Prime Minister Narendra Modi with Australian Prime Minister Anthony Albanese at the Sydney Opera House on Wednesday evening (Image courtesy: PMO, Australia)
The sails of the Sydney Opera House glowed in the tricolour hues of the Indian flag on Wednesday, celebrating the deepening of the multifaceted India-Australia Comprehensive Strategic Partnership and honouring Prime Minister Narendra Modi’s first visit to the country since 2014.
The Indian flag was projected onto Australia’s most recognisable building amid a raging domestic controversy over whether the sails should be illuminated or not after they were not lit up for the coronation of King Charles III, earlier this month.
Citing that the symbolic gesture involves high spending – anywhere between $80,000 to $100,000 – the New South Wales Premier Chris Minns had then defended the decision, stating that his government will be “mindful” in approving requests for lighting up the Sydney Opera House.
Following the recent developments, Australian Prime Minister Anthony Albanese confirmed that the Federal Government is paying for the Indian flag to go on the sails Wednesday evening.
“Well, we have a decision to make about this (lighting up the Opera House in Indian tricolour), it wasn’t our decision about the King’s Coronation, state governments took various decisions around the country. The Federal Government certainly acknowledged the King’s Coronation, on all of our federal buildings in Canberra there were displays that were appropriate,” he said in a radio interview to 2GB host Chris O’Keefe on Wednesday.
With PM @AlboMP in Sydney.
Long live India-Australia friendship! pic.twitter.com/2KuucGV0Y3
— Narendra Modi (@narendramodi) May 24, 2023
One of the things about lighting up the Opera House, the Australian PM added, is that it projects Australia’s image to the world.
“They get to see it, it will mean that there is coverage. There are 1.4 billion reasons why we want the Indian flag on the Opera House, because it is the largest population in the world. Two-thirds of those 1.4 billion people are under the age of 35. We want a relationship with them, we want them to come to Australia, bring their dollars, create jobs and create that economic activity in the tourism sector,” said Albanese.
Earlier in the day, both Prime Ministers held a bilateral meeting at the Admiralty House in Sydney having discussions focused on cooperation in defence and security, trade and investment, new and renewable energy, green hydrogen, critical minerals, education, migration and mobility and people-to-people ties.
The two countries also signed the India-Australia Migration and Mobility Partnership Arrangement (MMPA), which will further facilitate the mobility of students, professionals, researchers, academics and others, including through a new skilled pathway named MATES (Mobility Arrangement for Talented Early Professionals Scheme) specifically created for India.

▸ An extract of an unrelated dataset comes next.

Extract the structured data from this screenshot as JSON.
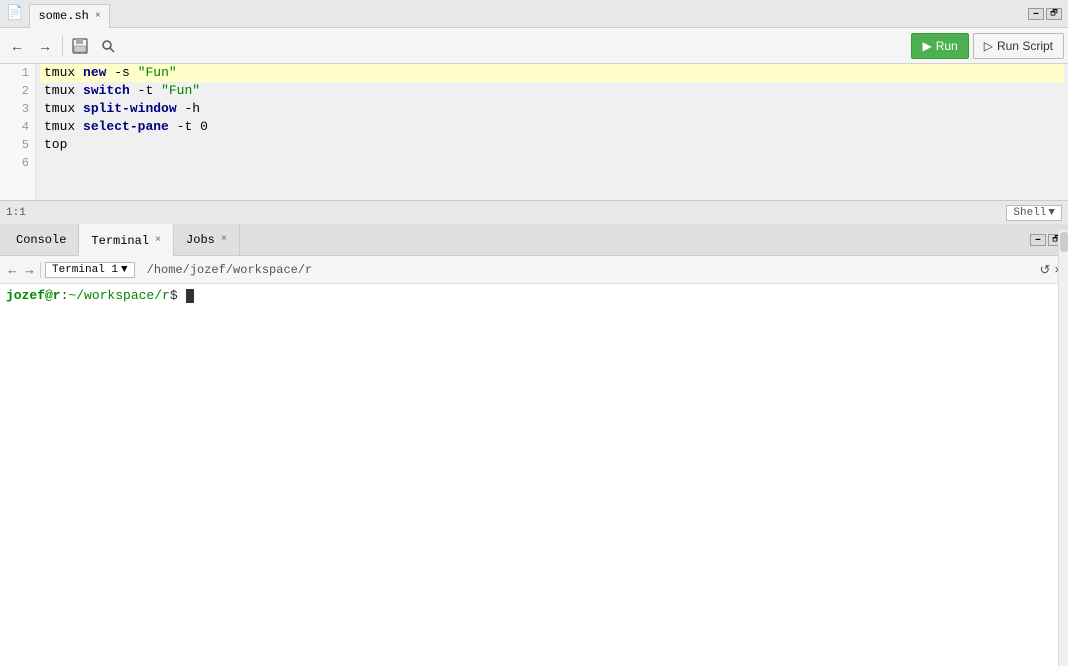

“That provides for 3,000 places for people who are highly skilled to come to Australia in areas that we need. We know that having people from places like Hyderabad and Bengaluru are leading the world in information technology and in so many areas, and if we can have those people come and impart their skills here, over a couple of years, which is what the visas will be for, then it will greatly benefit Australia,” commented Albanese during the radio interview.
Emphasising that India will grow to be the third-largest economy in the world in the coming years and there are “enormous advantages”, Albanese mentioned that it’s a “real opportunity” for Australian business.